For the nice looking powerline symbols to appear, you will need to install a patched font. Instructions can be found in the official powerline documentation. Prepatched fonts can be found in the powerline-fonts repository.

Finally, you can add the convenience variable let g:airline_powerline_fonts = 1 to your vimrc which will automatically populate the g:airline_symbols dictionary with the powerline symbols.

FAQ

Solutions to common problems can be found in the Wiki.

Performance

Whoa! Everything got slow all of a sudden...

vim-airline strives to make it easy to use out of the box, which means that by default it will look for all compatible plugins that you have installed and enable the relevant extension.

Many optimizations have been made such that the majority of users will not see any performance degradation, but it can still happen. For example, users who routinely open very large files may want to disable the tagbar extension, as it can be very expensive to scan for the name of the current function.

The minivimrc project has some helper mappings to troubleshoot performance related issues.

If you don't want all the bells and whistles enabled by default, you can define a value for g:airline_extensions. When this variable is defined, only the extensions listed will be loaded; an empty array would effectively disable all extensions.

Screenshots

A full list of screenshots for various themes can be found in the Wiki.

Maintainers

The project is currently being maintained by Bailey Ling, Christian Brabandt, and Mike Hartington.

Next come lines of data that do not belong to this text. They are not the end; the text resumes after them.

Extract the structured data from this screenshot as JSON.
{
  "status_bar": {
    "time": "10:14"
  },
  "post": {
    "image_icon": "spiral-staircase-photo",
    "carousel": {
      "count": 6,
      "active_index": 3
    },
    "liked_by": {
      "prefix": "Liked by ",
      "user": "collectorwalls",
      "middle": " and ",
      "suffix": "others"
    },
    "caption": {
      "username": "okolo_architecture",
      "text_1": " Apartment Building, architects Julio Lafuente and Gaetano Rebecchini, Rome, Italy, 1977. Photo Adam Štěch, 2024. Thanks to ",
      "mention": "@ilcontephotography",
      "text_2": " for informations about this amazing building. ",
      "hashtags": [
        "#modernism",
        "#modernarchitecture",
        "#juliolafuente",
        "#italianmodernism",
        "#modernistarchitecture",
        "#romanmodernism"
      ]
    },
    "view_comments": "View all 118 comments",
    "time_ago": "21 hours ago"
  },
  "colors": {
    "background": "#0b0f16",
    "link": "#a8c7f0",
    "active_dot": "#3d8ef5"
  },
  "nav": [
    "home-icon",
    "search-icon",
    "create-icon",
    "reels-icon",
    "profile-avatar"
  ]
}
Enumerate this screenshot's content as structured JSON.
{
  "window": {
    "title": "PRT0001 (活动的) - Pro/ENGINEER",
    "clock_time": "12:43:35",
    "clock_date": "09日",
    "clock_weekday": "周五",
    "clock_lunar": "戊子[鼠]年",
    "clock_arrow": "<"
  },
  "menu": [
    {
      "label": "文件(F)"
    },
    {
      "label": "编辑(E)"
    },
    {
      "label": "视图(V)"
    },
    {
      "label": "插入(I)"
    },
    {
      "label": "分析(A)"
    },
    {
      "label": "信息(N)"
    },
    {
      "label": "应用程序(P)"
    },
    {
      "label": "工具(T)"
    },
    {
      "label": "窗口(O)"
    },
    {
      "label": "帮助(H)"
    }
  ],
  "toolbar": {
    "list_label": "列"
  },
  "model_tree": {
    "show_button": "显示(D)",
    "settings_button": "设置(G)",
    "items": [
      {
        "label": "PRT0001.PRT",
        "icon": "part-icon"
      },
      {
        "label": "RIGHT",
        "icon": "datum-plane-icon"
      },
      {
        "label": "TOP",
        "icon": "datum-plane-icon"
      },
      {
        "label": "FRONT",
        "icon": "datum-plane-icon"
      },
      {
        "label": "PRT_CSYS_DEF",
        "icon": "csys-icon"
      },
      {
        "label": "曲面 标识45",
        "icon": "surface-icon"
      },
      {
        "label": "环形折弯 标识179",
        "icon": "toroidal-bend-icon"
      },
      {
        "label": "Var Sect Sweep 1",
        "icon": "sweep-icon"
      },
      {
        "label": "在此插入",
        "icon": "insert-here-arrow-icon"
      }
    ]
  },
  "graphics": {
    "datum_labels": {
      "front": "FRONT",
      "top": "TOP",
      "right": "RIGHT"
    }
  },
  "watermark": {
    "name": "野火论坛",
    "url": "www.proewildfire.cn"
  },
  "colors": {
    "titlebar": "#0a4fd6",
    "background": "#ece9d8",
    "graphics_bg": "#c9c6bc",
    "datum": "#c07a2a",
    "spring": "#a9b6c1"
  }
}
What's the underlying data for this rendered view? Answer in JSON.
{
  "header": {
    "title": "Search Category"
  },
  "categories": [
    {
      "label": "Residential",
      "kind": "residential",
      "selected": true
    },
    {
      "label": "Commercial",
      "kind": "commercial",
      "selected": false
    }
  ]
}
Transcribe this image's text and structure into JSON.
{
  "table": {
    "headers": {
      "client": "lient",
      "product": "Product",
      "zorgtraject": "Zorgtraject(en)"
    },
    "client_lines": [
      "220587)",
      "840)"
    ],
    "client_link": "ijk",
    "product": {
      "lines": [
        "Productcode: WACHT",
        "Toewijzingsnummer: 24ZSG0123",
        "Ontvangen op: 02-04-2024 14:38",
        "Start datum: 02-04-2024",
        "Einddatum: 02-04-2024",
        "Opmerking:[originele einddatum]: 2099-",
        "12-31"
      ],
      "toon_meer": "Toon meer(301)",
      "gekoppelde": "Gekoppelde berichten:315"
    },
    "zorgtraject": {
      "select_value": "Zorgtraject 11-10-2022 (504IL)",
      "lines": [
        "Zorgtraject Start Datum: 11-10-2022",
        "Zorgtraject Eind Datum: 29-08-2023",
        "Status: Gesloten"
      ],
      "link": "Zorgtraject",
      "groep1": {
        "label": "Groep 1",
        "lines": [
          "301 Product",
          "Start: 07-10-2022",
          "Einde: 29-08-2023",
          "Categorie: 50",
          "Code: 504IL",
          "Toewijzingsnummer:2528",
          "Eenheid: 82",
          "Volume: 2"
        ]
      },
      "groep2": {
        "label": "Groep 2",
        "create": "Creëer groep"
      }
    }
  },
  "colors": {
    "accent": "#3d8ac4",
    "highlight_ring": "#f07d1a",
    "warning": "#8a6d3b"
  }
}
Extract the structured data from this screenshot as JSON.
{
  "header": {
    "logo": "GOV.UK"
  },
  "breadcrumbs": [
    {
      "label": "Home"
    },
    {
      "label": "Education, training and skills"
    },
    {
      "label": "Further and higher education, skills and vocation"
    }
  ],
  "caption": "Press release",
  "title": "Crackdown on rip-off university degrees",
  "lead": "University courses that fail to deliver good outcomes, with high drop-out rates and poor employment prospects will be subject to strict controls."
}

If you are interested in becoming a maintainer (we always welcome more maintainers), please go here.

License

MIT License. Copyright (c) 2013-2016 Bailey Ling.